TAMPA, Fla. - Four years ago Kurt Warner was having a hard time finding a job.
No matter that he had been to two Super Bowls and won one of them, or that he'd been an NFL and Super Bowl MVP.
The perception was that he was washed up, finished, that his storybook career was approaching an ignominious end.
Then the 37-year-old quarterback wrote the most amazing chapter of all with a season that might cement him a spot in football's Hall of Fame, especially if he can lead the Arizona Cardinals, of all teams, to a Super Bowl victory Sunday over the Pittsburgh Steelers.
'Hopefully, it would recognize him for exactly what he is - one of the best players to ever play his position,' his coach, Ken Whisenhunt, said.
Warner's story is rooted in a deep faith and a persistent drive to be the very best he can be as a person and a football player.
'My approach is hoping that every player that I've played with, every place that I've been, that in some way, shape or form, I leave my stamp on those people and those places,' he said at the Super Bowl media day on Tuesday. 'That's what I want my legacy to be. The football stuff, that's all gravy.'
The football stuff impresses his Pittsburgh counterpart, Ben Roethlisberger.

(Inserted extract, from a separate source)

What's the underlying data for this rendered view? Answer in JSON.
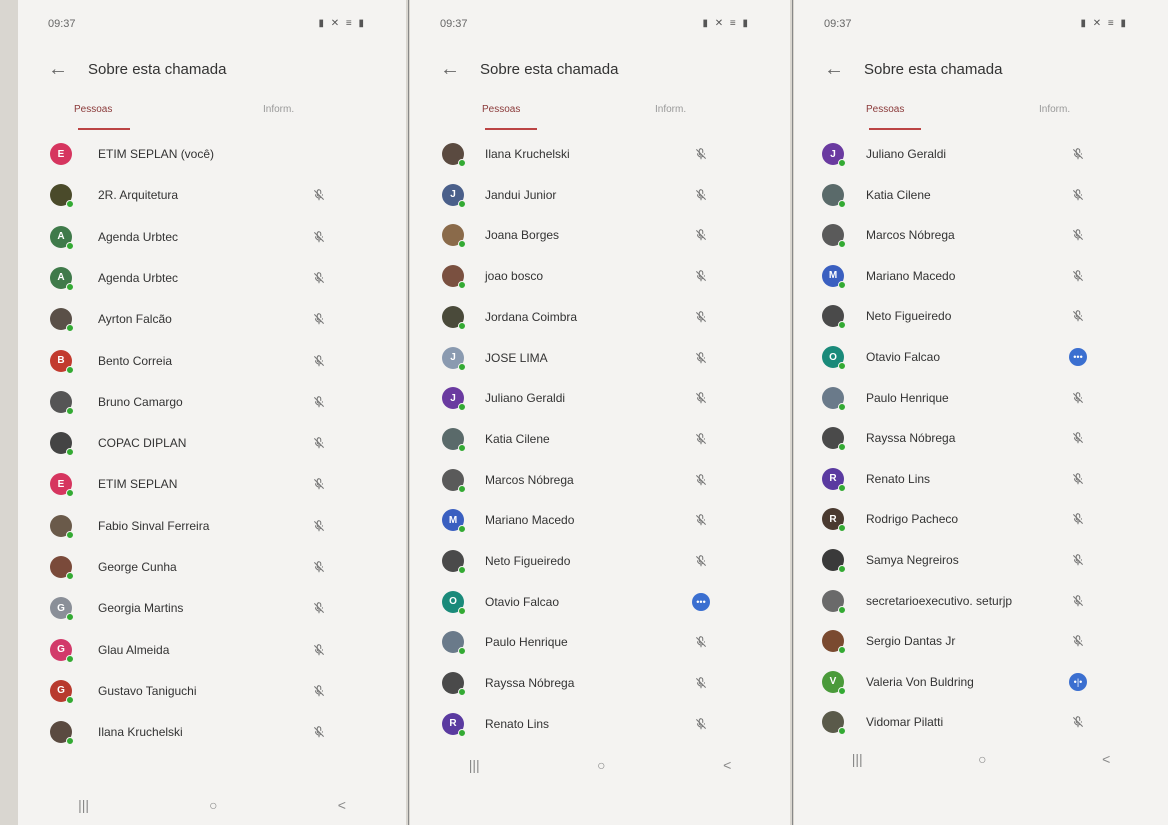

'He's gone through so much and done so much,' Roethlisberger said. 'To me, I love watching him play. He throws an unbelievable pass and - you know what? - I have a lot of respect for him and the way he plays the game.'
Warner's return to the top is a dominant theme leading up to this Super Bowl, just as it was in his 1999 season.

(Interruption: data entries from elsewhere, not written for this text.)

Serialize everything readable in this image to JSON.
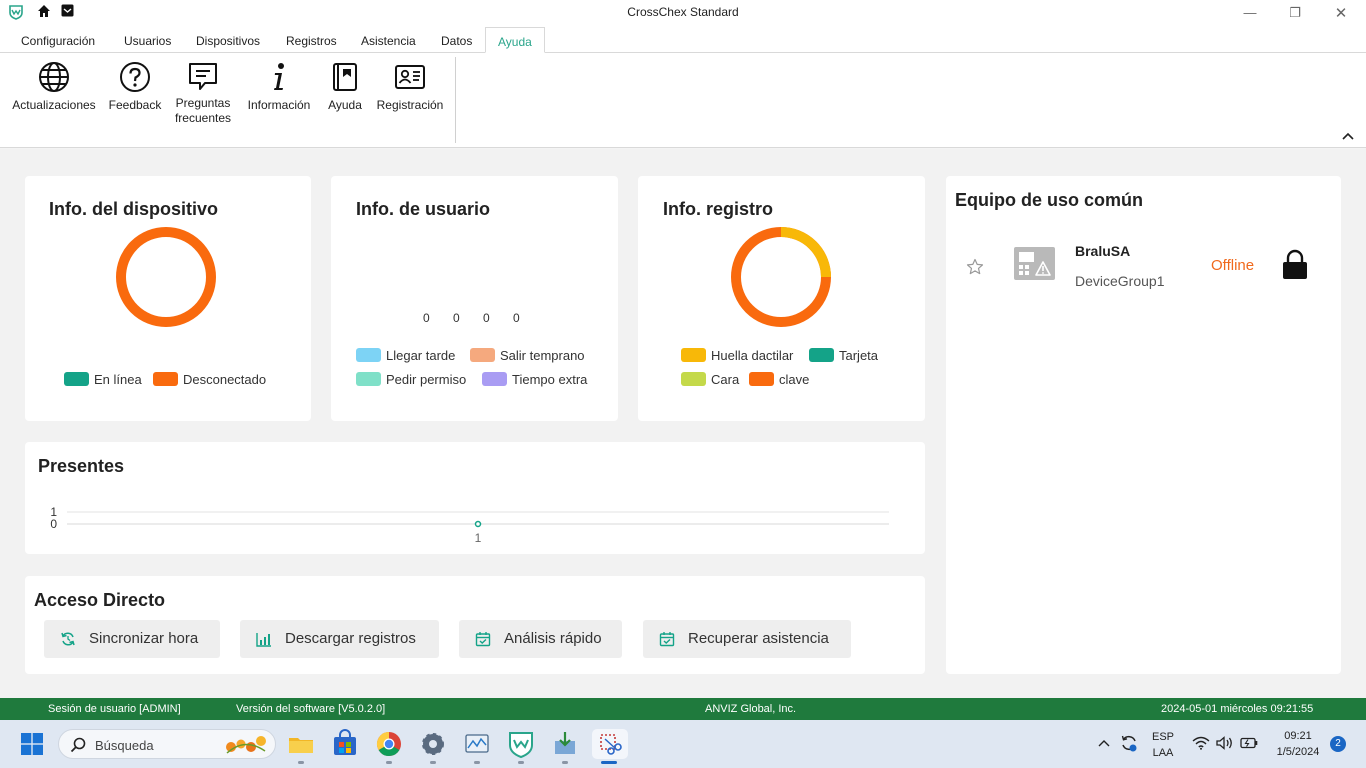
{
  "window": {
    "title": "CrossChex Standard",
    "minimize": "—",
    "maximize": "❐",
    "close": "✕"
  },
  "menu": {
    "tabs": [
      "Configuración",
      "Usuarios",
      "Dispositivos",
      "Registros",
      "Asistencia",
      "Datos",
      "Ayuda"
    ],
    "active": "Ayuda"
  },
  "ribbon": {
    "items": [
      {
        "label": "Actualizaciones",
        "icon": "globe-icon"
      },
      {
        "label": "Feedback",
        "icon": "question-icon"
      },
      {
        "label": "Preguntas frecuentes",
        "icon": "faq-icon"
      },
      {
        "label": "Información",
        "icon": "info-icon"
      },
      {
        "label": "Ayuda",
        "icon": "book-icon"
      },
      {
        "label": "Registración",
        "icon": "id-card-icon"
      }
    ]
  },
  "device_info": {
    "title": "Info. del dispositivo",
    "legend": [
      {
        "label": "En línea",
        "color": "#14a388"
      },
      {
        "label": "Desconectado",
        "color": "#f96a0e"
      }
    ]
  },
  "user_info": {
    "title": "Info. de usuario",
    "values": [
      "0",
      "0",
      "0",
      "0"
    ],
    "legend": [
      {
        "label": "Llegar tarde",
        "color": "#7dd3f5"
      },
      {
        "label": "Salir temprano",
        "color": "#f5a97e"
      },
      {
        "label": "Pedir permiso",
        "color": "#7fe0c8"
      },
      {
        "label": "Tiempo extra",
        "color": "#a99cf3"
      }
    ]
  },
  "record_info": {
    "title": "Info. registro",
    "legend": [
      {
        "label": "Huella dactilar",
        "color": "#f8b808"
      },
      {
        "label": "Tarjeta",
        "color": "#14a388"
      },
      {
        "label": "Cara",
        "color": "#c4d94a"
      },
      {
        "label": "clave",
        "color": "#f96a0e"
      }
    ]
  },
  "presentes": {
    "title": "Presentes",
    "y_ticks": [
      "1",
      "0"
    ],
    "x_ticks": [
      "1"
    ]
  },
  "chart_data": {
    "type": "line",
    "title": "Presentes",
    "x": [
      1
    ],
    "values": [
      0
    ],
    "ylim": [
      0,
      1
    ]
  },
  "direct_access": {
    "title": "Acceso Directo",
    "buttons": [
      {
        "label": "Sincronizar hora",
        "icon": "sync-icon"
      },
      {
        "label": "Descargar registros",
        "icon": "bar-chart-icon"
      },
      {
        "label": "Análisis rápido",
        "icon": "calendar-check-icon"
      },
      {
        "label": "Recuperar asistencia",
        "icon": "calendar-check-icon"
      }
    ]
  },
  "common_devices": {
    "title": "Equipo de uso común",
    "device": {
      "name": "BraluSA",
      "group": "DeviceGroup1",
      "status": "Offline"
    }
  },
  "statusbar": {
    "session": "Sesión de usuario  [ADMIN]",
    "version": "Versión del software  [V5.0.2.0]",
    "company": "ANVIZ Global, Inc.",
    "datetime": "2024-05-01 miércoles 09:21:55"
  },
  "taskbar": {
    "search_placeholder": "Búsqueda",
    "lang_top": "ESP",
    "lang_bottom": "LAA",
    "time": "09:21",
    "date": "1/5/2024",
    "notifications": "2"
  },
  "colors": {
    "accent": "#2aa58b",
    "status_bar": "#1f7a3d",
    "offline": "#f0691c",
    "ring_orange": "#f96a0e",
    "ring_yellow": "#f8b808"
  }
}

'Most times when you do something great, it's not overnight,' he said. 'It's not something that comes easy. It comes with a lot of hard work, a lot of time, a lot of commitment.'
The comment pretty much sums up his life.

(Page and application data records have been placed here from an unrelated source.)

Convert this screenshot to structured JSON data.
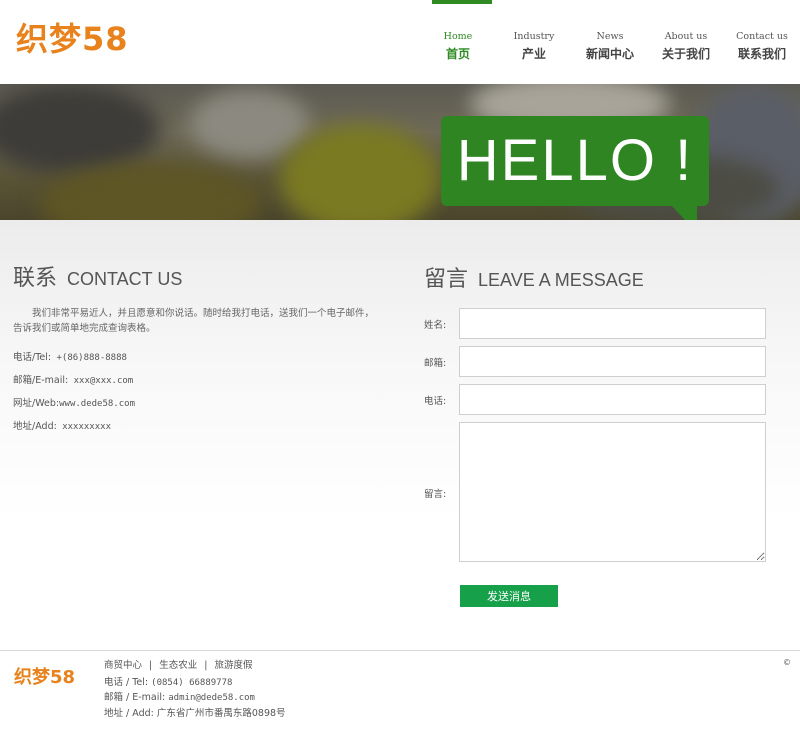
{
  "header": {
    "logo_text": "织梦58",
    "nav": [
      {
        "en": "Home",
        "zh": "首页"
      },
      {
        "en": "Industry",
        "zh": "产业"
      },
      {
        "en": "News",
        "zh": "新闻中心"
      },
      {
        "en": "About us",
        "zh": "关于我们"
      },
      {
        "en": "Contact us",
        "zh": "联系我们"
      }
    ]
  },
  "banner": {
    "hello_text": "HELLO !"
  },
  "contact": {
    "title_zh": "联系",
    "title_en": "CONTACT US",
    "intro": "我们非常平易近人，并且愿意和你说话。随时给我打电话，送我们一个电子邮件，告诉我们或简单地完成查询表格。",
    "lines": [
      {
        "label": "电话/Tel:",
        "value": " +(86)888-8888"
      },
      {
        "label": "邮箱/E-mail:",
        "value": " xxx@xxx.com"
      },
      {
        "label": "网址/Web:",
        "value": "www.dede58.com"
      },
      {
        "label": "地址/Add:",
        "value": " xxxxxxxxx"
      }
    ]
  },
  "message": {
    "title_zh": "留言",
    "title_en": "LEAVE A MESSAGE",
    "name_label": "姓名:",
    "email_label": "邮箱:",
    "phone_label": "电话:",
    "message_label": "留言:",
    "submit_label": "发送消息"
  },
  "footer": {
    "logo_text": "织梦58",
    "links": [
      "商贸中心",
      "生态农业",
      "旅游度假"
    ],
    "separator": "|",
    "tel_label": "电话 / Tel:",
    "tel_value": "(0854) 66889778",
    "email_label": "邮箱 / E-mail:",
    "email_value": "admin@dede58.com",
    "addr_label": "地址 / Add:",
    "addr_value": "广东省广州市番禺东路0898号",
    "copyright": "©"
  },
  "colors": {
    "brand_orange": "#e7821c",
    "accent_green": "#2f8a23",
    "button_green": "#17a04a"
  }
}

Warner played for Northern Iowa, but didn't start until he was a senior. Then he tried out for the Green Bay Packers, but was quickly released. So it was back to Cedar Rapids, where he got a job stocking shelves for a supermarket.
His route from there to the NFL included three seasons with the Iowa Barnstormers of the Arena Football League and two years with the Amsterdam Admirals in NFL Europe.
Before the 1999 season, Warner was a backup with the Rams when starter Trent Green was injured. Coach Dick Vermeil turned to Warner, and the result was one of the most prolific offenses in NFL history.